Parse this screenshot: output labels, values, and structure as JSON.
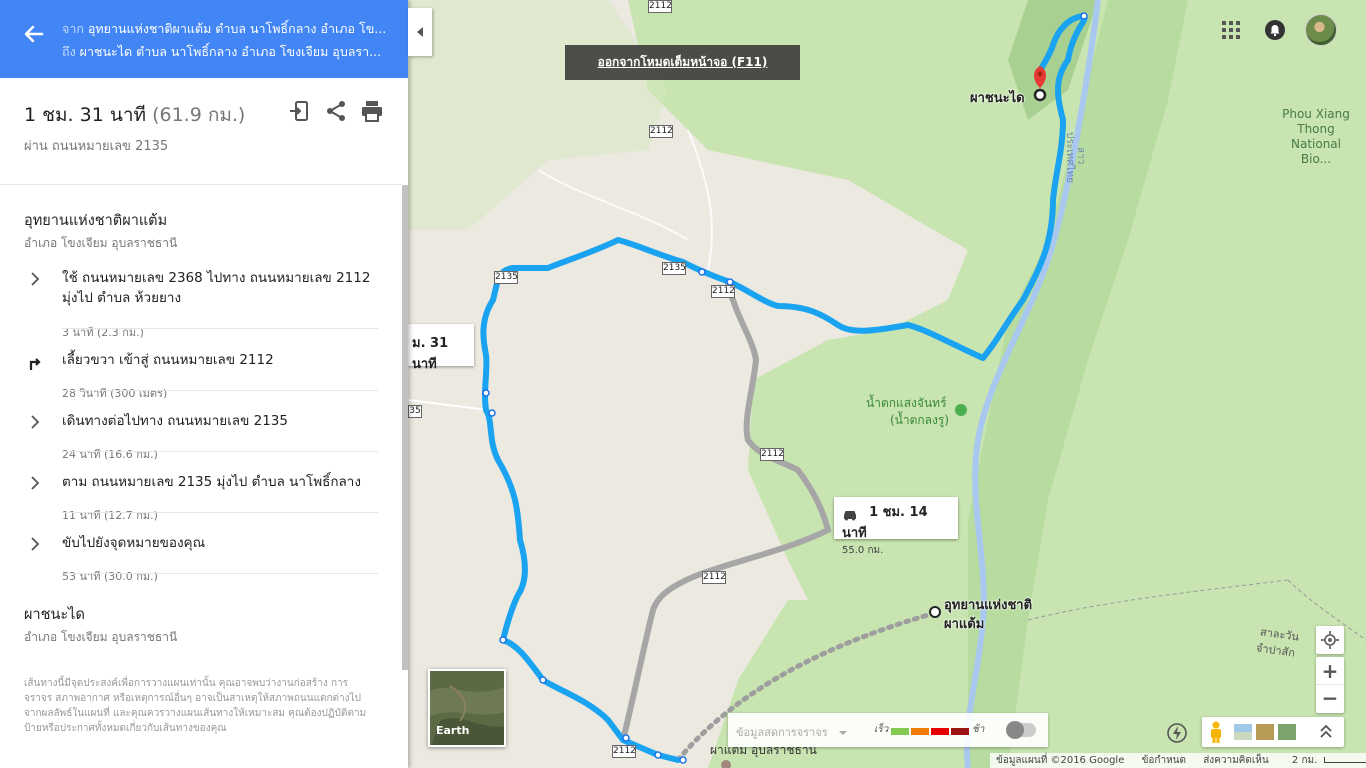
{
  "header": {
    "from_prefix": "จาก",
    "from_place": "อุทยานแห่งชาติผาแต้ม ตำบล นาโพธิ์กลาง อำเภอ โข...",
    "to_prefix": "ถึง",
    "to_place": "ผาชนะได ตำบล นาโพธิ์กลาง อำเภอ โขงเจียม อุบลรา..."
  },
  "summary": {
    "time": "1 ชม. 31 นาที",
    "distance": "(61.9 กม.)",
    "via": "ผ่าน ถนนหมายเลข 2135"
  },
  "origin": {
    "title": "อุทยานแห่งชาติผาแต้ม",
    "sub": "อำเภอ โขงเจียม อุบลราชธานี"
  },
  "steps": [
    {
      "icon": "chevron-right-icon",
      "text": "ใช้ ถนนหมายเลข 2368 ไปทาง ถนนหมายเลข 2112 มุ่งไป ตำบล ห้วยยาง",
      "meta": "3 นาที (2.3 กม.)"
    },
    {
      "icon": "turn-right-icon",
      "text": "เลี้ยวขวา เข้าสู่ ถนนหมายเลข 2112",
      "meta": "28 วินาที (300 เมตร)"
    },
    {
      "icon": "chevron-right-icon",
      "text": "เดินทางต่อไปทาง ถนนหมายเลข 2135",
      "meta": "24 นาที (16.6 กม.)"
    },
    {
      "icon": "chevron-right-icon",
      "text": "ตาม ถนนหมายเลข 2135 มุ่งไป ตำบล นาโพธิ์กลาง",
      "meta": "11 นาที (12.7 กม.)"
    },
    {
      "icon": "chevron-right-icon",
      "text": "ขับไปยังจุดหมายของคุณ",
      "meta": "53 นาที (30.0 กม.)"
    }
  ],
  "destination": {
    "title": "ผาชนะได",
    "sub": "อำเภอ โขงเจียม อุบลราชธานี"
  },
  "disclaimer": "เส้นทางนี้มีจุดประสงค์เพื่อการวางแผนเท่านั้น คุณอาจพบว่างานก่อสร้าง การจราจร สภาพอากาศ หรือเหตุการณ์อื่นๆ อาจเป็นสาเหตุให้สภาพถนนแตกต่างไปจากผลลัพธ์ในแผนที่ และคุณควรวางแผนเส้นทางให้เหมาะสม คุณต้องปฏิบัติตามป้ายหรือประกาศทั้งหมดเกี่ยวกับเส้นทางของคุณ",
  "fullscreen_notice": "ออกจากโหมดเต็มหน้าจอ (F11)",
  "map": {
    "dest_label": "ผาชนะได",
    "origin_label_1": "อุทยานแห่งชาติ",
    "origin_label_2": "ผาแต้ม",
    "park_label": "Phou Xiang Thong National Bio...",
    "waterfall_1": "น้ำตกแสงจันทร์",
    "waterfall_2": "(น้ำตกลงรู)",
    "bottom_place": "ผาแต้ม อุบลราชธานี",
    "lao_label_1": "สาละวัน",
    "lao_label_2": "จำปาสัก",
    "river_label": "ประเทศไทย",
    "river_label_2": "ลาว",
    "route_main_label": "ม. 31 นาที",
    "route_alt_time": "1 ชม. 14 นาที",
    "route_alt_dist": "55.0 กม.",
    "shields": [
      "2112",
      "2112",
      "2135",
      "2135",
      "2112",
      "2112",
      "2112",
      "2112",
      "35"
    ]
  },
  "controls": {
    "earth_label": "Earth",
    "traffic_placeholder": "ข้อมูลสดการจราจร",
    "traffic_fast": "เร็ว",
    "traffic_slow": "ช้า",
    "zoom_in": "+",
    "zoom_out": "−"
  },
  "footer": {
    "copyright": "ข้อมูลแผนที่ ©2016 Google",
    "terms": "ข้อกำหนด",
    "feedback": "ส่งความคิดเห็น",
    "scale": "2 กม."
  },
  "colors": {
    "header_bg": "#4285f4",
    "route_main": "#1aa3f0",
    "route_alt": "#a6a6a6",
    "forest": "#c8e4b0",
    "river": "#a8c8f0"
  }
}
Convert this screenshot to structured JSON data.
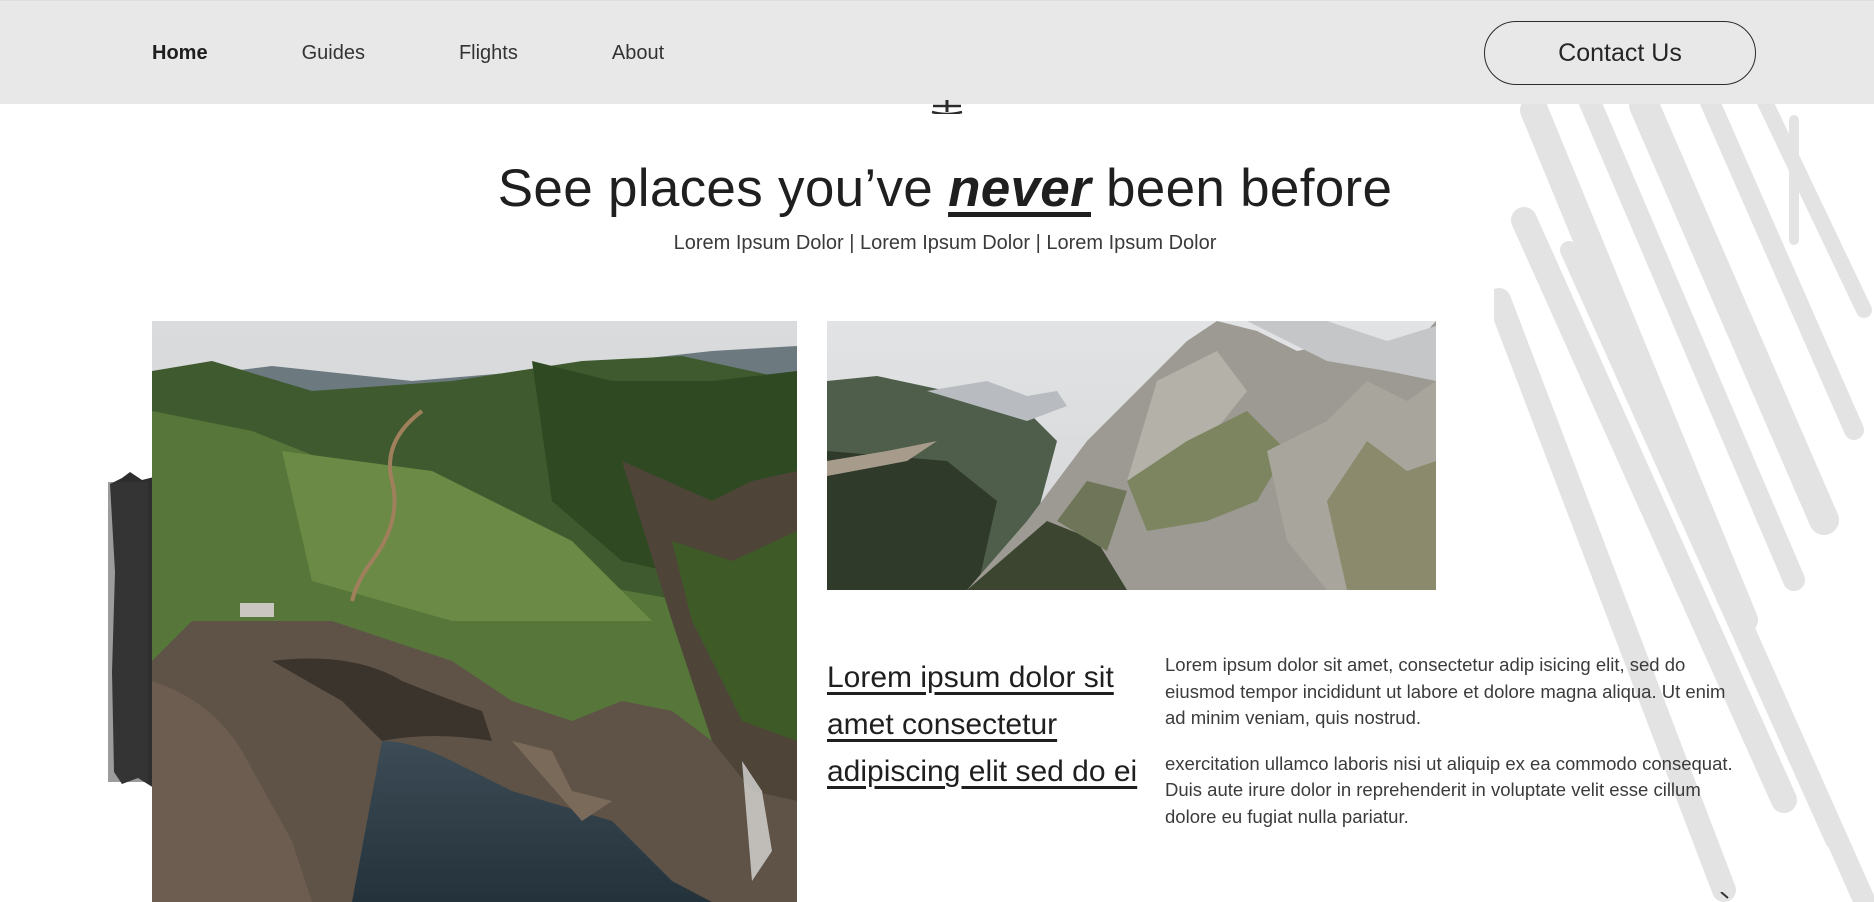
{
  "nav": {
    "items": [
      {
        "label": "Home",
        "active": true
      },
      {
        "label": "Guides",
        "active": false
      },
      {
        "label": "Flights",
        "active": false
      },
      {
        "label": "About",
        "active": false
      }
    ],
    "contact_label": "Contact Us"
  },
  "hero": {
    "title_before": "See places you’ve ",
    "title_emphasis": "never",
    "title_after": " been before",
    "subtitle": "Lorem Ipsum Dolor | Lorem Ipsum Dolor | Lorem Ipsum Dolor"
  },
  "article": {
    "title": "Lorem ipsum dolor sit amet consectetur adipiscing elit sed do ei",
    "paragraphs": [
      "Lorem ipsum dolor sit amet, consectetur adip isicing elit, sed do eiusmod tempor incididunt ut labore et dolore magna aliqua. Ut enim ad minim veniam, quis nostrud.",
      "exercitation ullamco laboris nisi ut aliquip ex ea commodo consequat. Duis aute irure dolor in reprehenderit in voluptate velit esse cillum dolore eu fugiat nulla pariatur."
    ]
  },
  "icons": {
    "anchor": "anchor-icon",
    "next": "chevron-right-icon"
  },
  "colors": {
    "header_bg": "#e9e8e8",
    "text": "#1f1f1f",
    "brush": "#e4e4e4",
    "tape": "#2e2e2e"
  }
}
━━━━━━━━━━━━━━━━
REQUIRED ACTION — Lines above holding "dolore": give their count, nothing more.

RESPONSE BOX — 2